The result we reach was also reached by the Second Circuit in a case directly in point, Lagow v. United States, 1946, 2 Cir., 159 F.2d 245, 246, cert. den. 331 U.S. 858, 67 S. Ct. 1750, 91 L. Ed. 1865:
"When a man chooses to avail himself of the privilege of doing business as a corporation, even though he is its sole shareholder, he may not vicariously take on the privilege of the corporation under the Fourth Amendment; documents which he could have protected from seizure, if they had been his own, may be used against him, no matter how they were obtained from the corporation. Its wrongs are not his wrongs; its immunity is not his immunity. This we have four times decided. In Re Dooley, [2 Cir.,] 48 F.2d 121, United States v. De Vasto, [2 Cir.,] 52 F.2d 26, Connolly v. Medalie, [2 Cir.,] 58 F.2d 629, United States v. Antonelli Fireworks Co., [2 Cir.,] 155 F.2d 631, 636."

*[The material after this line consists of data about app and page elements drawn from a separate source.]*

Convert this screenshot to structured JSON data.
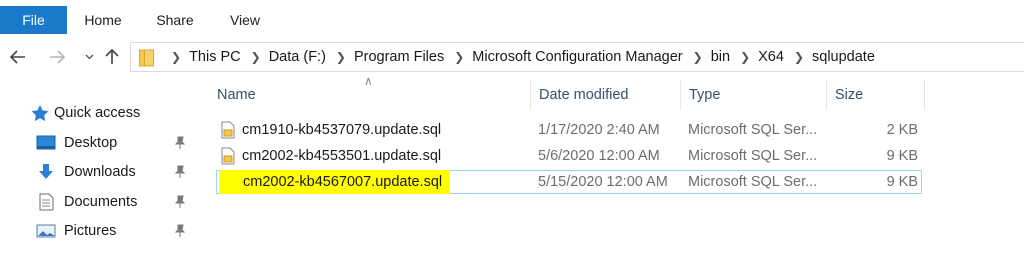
{
  "ribbon": {
    "tabs": [
      "File",
      "Home",
      "Share",
      "View"
    ]
  },
  "address": {
    "crumbs": [
      "This PC",
      "Data (F:)",
      "Program Files",
      "Microsoft Configuration Manager",
      "bin",
      "X64",
      "sqlupdate"
    ]
  },
  "navpane": {
    "items": [
      {
        "label": "Quick access",
        "icon": "star-icon",
        "pinned": false
      },
      {
        "label": "Desktop",
        "icon": "desktop-icon",
        "pinned": true
      },
      {
        "label": "Downloads",
        "icon": "download-arrow-icon",
        "pinned": true
      },
      {
        "label": "Documents",
        "icon": "document-icon",
        "pinned": true
      },
      {
        "label": "Pictures",
        "icon": "pictures-icon",
        "pinned": true
      }
    ]
  },
  "list": {
    "columns": {
      "name": "Name",
      "date": "Date modified",
      "type": "Type",
      "size": "Size"
    },
    "rows": [
      {
        "name": "cm1910-kb4537079.update.sql",
        "date": "1/17/2020 2:40 AM",
        "type": "Microsoft SQL Ser...",
        "size": "2 KB",
        "selected": false
      },
      {
        "name": "cm2002-kb4553501.update.sql",
        "date": "5/6/2020 12:00 AM",
        "type": "Microsoft SQL Ser...",
        "size": "9 KB",
        "selected": false
      },
      {
        "name": "cm2002-kb4567007.update.sql",
        "date": "5/15/2020 12:00 AM",
        "type": "Microsoft SQL Ser...",
        "size": "9 KB",
        "selected": true
      }
    ]
  },
  "colors": {
    "file_tab": "#1979ca",
    "selection_border": "#99d1ff",
    "highlight": "#ffff00",
    "folder": "#f3c84b"
  }
}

Compare the following cases, dealing with the Fifth Amendment privilege in relation to comparable records: Hyster v. United States, 9 Cir., 1964, 338 F.2d 183; Wild v. Brewer, 9 Cir., 1964, 329 F.2d 924; United States v. Goldberg, 3 Cir., 1964, 330 F.2d 30.
Henzel v. United States, 5 Cir., 1961, 296 F.2d 650, and Villano v. United States, 10 Cir., 1962, 310 F.2d 680, are different. In those cases, the records were seized from the personal premises of the accused. Not so here. See also Peel v. United States, 5 Cir., 1963, 316 F.2d 907, 909, which limits Henzel.
Hill's due process contention is based on his claim that the records were out of his possession from April, 1959 until after he was indicted in February of 1964, and that many of the records, favorable to him, had disappeared. He does not specify any particular records as being missing, or how they would be helpful to him if available. He does not even direct his charge that records are missing to particular things that should have been in the specific files, relating to the several victims named in the 29 counts of the indictment, that were used against him. Hill was given access to all the papers that the government had, in advance of trial. We cannot predicate a holding that Hill was deprived of due process upon so flimsy a foundation.